Well, I was agent-less but I heard on the grapevine that they were casting this role, and I had watched the first season and loved it. So, I was definitely keen. I remember having a meeting with Shaheen Baig after writing to her for advice and she advised me to record myself doing a monologue and send it to agents via Wetransfer and that’s what I did, and my now agent Joe Powell replied and invited me in for a meeting, and after the meeting I was like ‘Hey Joe, I know they’re casting for Sex Education can I be seen for it?’ He wasn’t my agent at this point but he still put me up for it. The next day I had my audition and I guess the rest is history.
You first starred in season two, how did you approach your character?
I see what the script is saying and try and build from there. I think about what pace she speaks, usually fast. I do a lot of improv beforehand and build a character.
Can you relate to Viv in anyway?
I think we all kind of relate to Viv, because we all knew a Viv at school. I think we both share ambition.
Viv struggles a lot between what is morally right and wrong while being a high achiever, do you think she deals with it well?
I think she’s very torn this season doing what’s right for her and what’s right for the school. It’s hard especially at that tender age. When we realised she’s basically a diversity hire things become clearer.
Working on season 3, what was the most memorable moment for you?
I have a few, so this is hard. One of the highlights was when we were all around the bus and Jim was making everyone corpse.
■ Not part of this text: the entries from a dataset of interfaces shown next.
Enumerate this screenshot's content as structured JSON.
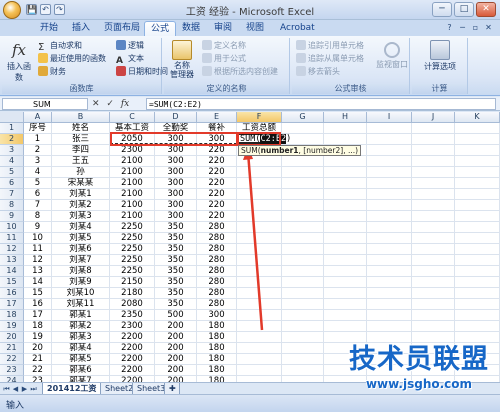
{
  "window": {
    "title": "工资 经验 - Microsoft Excel",
    "controls": {
      "minimize": "─",
      "maximize": "□",
      "close": "✕"
    }
  },
  "qat": {
    "save": "💾",
    "undo": "↶",
    "redo": "↷"
  },
  "tabs": [
    {
      "label": "开始"
    },
    {
      "label": "插入"
    },
    {
      "label": "页面布局"
    },
    {
      "label": "公式"
    },
    {
      "label": "数据"
    },
    {
      "label": "审阅"
    },
    {
      "label": "视图"
    },
    {
      "label": "Acrobat"
    }
  ],
  "active_tab": "公式",
  "ribbon": {
    "insert_function": {
      "icon": "fx",
      "label": "插入函数"
    },
    "library_items": [
      "自动求和",
      "最近使用的函数",
      "财务",
      "逻辑",
      "文本",
      "日期和时间"
    ],
    "library_label": "函数库",
    "name_manager": "名称\n管理器",
    "names_items": [
      "定义名称",
      "用于公式",
      "根据所选内容创建"
    ],
    "names_label": "定义的名称",
    "audit_items": [
      "追踪引用单元格",
      "追踪从属单元格",
      "移去箭头"
    ],
    "audit_label": "公式审核",
    "watch_window": "监视窗口",
    "calc_options": "计算选项",
    "calc_label": "计算"
  },
  "formula_bar": {
    "name_box": "SUM",
    "cancel": "✕",
    "enter": "✓",
    "fx": "fx",
    "formula": "=SUM(C2:E2)"
  },
  "columns": [
    "A",
    "B",
    "C",
    "D",
    "E",
    "F",
    "G",
    "H",
    "I",
    "J",
    "K"
  ],
  "rows": [
    [
      "序号",
      "姓名",
      "基本工资",
      "全勤奖",
      "餐补",
      "工资总额"
    ],
    [
      "1",
      "张三",
      "2050",
      "300",
      "300",
      ""
    ],
    [
      "2",
      "李四",
      "2300",
      "300",
      "220",
      ""
    ],
    [
      "3",
      "王五",
      "2100",
      "300",
      "220",
      ""
    ],
    [
      "4",
      "孙",
      "2100",
      "300",
      "220",
      ""
    ],
    [
      "5",
      "宋某某",
      "2100",
      "300",
      "220",
      ""
    ],
    [
      "6",
      "刘某1",
      "2100",
      "300",
      "220",
      ""
    ],
    [
      "7",
      "刘某2",
      "2100",
      "300",
      "220",
      ""
    ],
    [
      "8",
      "刘某3",
      "2100",
      "300",
      "220",
      ""
    ],
    [
      "9",
      "刘某4",
      "2250",
      "350",
      "280",
      ""
    ],
    [
      "10",
      "刘某5",
      "2250",
      "350",
      "280",
      ""
    ],
    [
      "11",
      "刘某6",
      "2250",
      "350",
      "280",
      ""
    ],
    [
      "12",
      "刘某7",
      "2250",
      "350",
      "280",
      ""
    ],
    [
      "13",
      "刘某8",
      "2250",
      "350",
      "280",
      ""
    ],
    [
      "14",
      "刘某9",
      "2150",
      "350",
      "280",
      ""
    ],
    [
      "15",
      "刘某10",
      "2180",
      "350",
      "280",
      ""
    ],
    [
      "16",
      "刘某11",
      "2080",
      "350",
      "280",
      ""
    ],
    [
      "17",
      "郭某1",
      "2350",
      "500",
      "300",
      ""
    ],
    [
      "18",
      "郭某2",
      "2300",
      "200",
      "180",
      ""
    ],
    [
      "19",
      "郭某3",
      "2200",
      "200",
      "180",
      ""
    ],
    [
      "20",
      "郭某4",
      "2200",
      "200",
      "180",
      ""
    ],
    [
      "21",
      "郭某5",
      "2200",
      "200",
      "180",
      ""
    ],
    [
      "22",
      "郭某6",
      "2200",
      "200",
      "180",
      ""
    ],
    [
      "23",
      "郭某7",
      "2200",
      "200",
      "180",
      ""
    ]
  ],
  "edit_cell": {
    "prefix": "SUM(",
    "range": "C2:E2",
    "suffix": ")"
  },
  "tooltip": {
    "fn": "SUM(",
    "arg1": "number1",
    "rest": ", [number2], ...)"
  },
  "sheet_tabs": [
    "201412工资",
    "Sheet2",
    "Sheet3"
  ],
  "active_sheet": "201412工资",
  "status": "输入",
  "watermark": {
    "title": "技术员联盟",
    "url": "www.jsgho.com"
  },
  "colors": {
    "accent_red": "#e23a2a",
    "ribbon_blue": "#15428b",
    "watermark_blue": "#1767c7"
  }
}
It took us all so many takes to complete that scene.
What are you most excited for fans to see from the new season in comparison to the last?
I’m most excited for people to see Viv blossom.
Aside from Sex Education you are also starring in School for Good and Evil with Kerry Washington and Charlize Theron, how did this come about?
Yes I am. Word travels fast y’know! I auditioned and ended up getting a role.
What can we expect from this film, talk us through your role?
Can say much about my role because I hate spoilers. I will say that it’s a great cast and we all created something special.
Working alongside these amazing actors, what was that experience like?
You know, it’s always great seeing masters at work doing what they do best. Kerry is so generous and I learnt so much from watching her.
What is the best piece of advice you have received?
“You’re the last thing people are thinking about, don’t worry” – Jemima Kirke
What are you most excited for/ Looking forward to?
I’m excited about getting my projects off the ground. The grind continues but we move.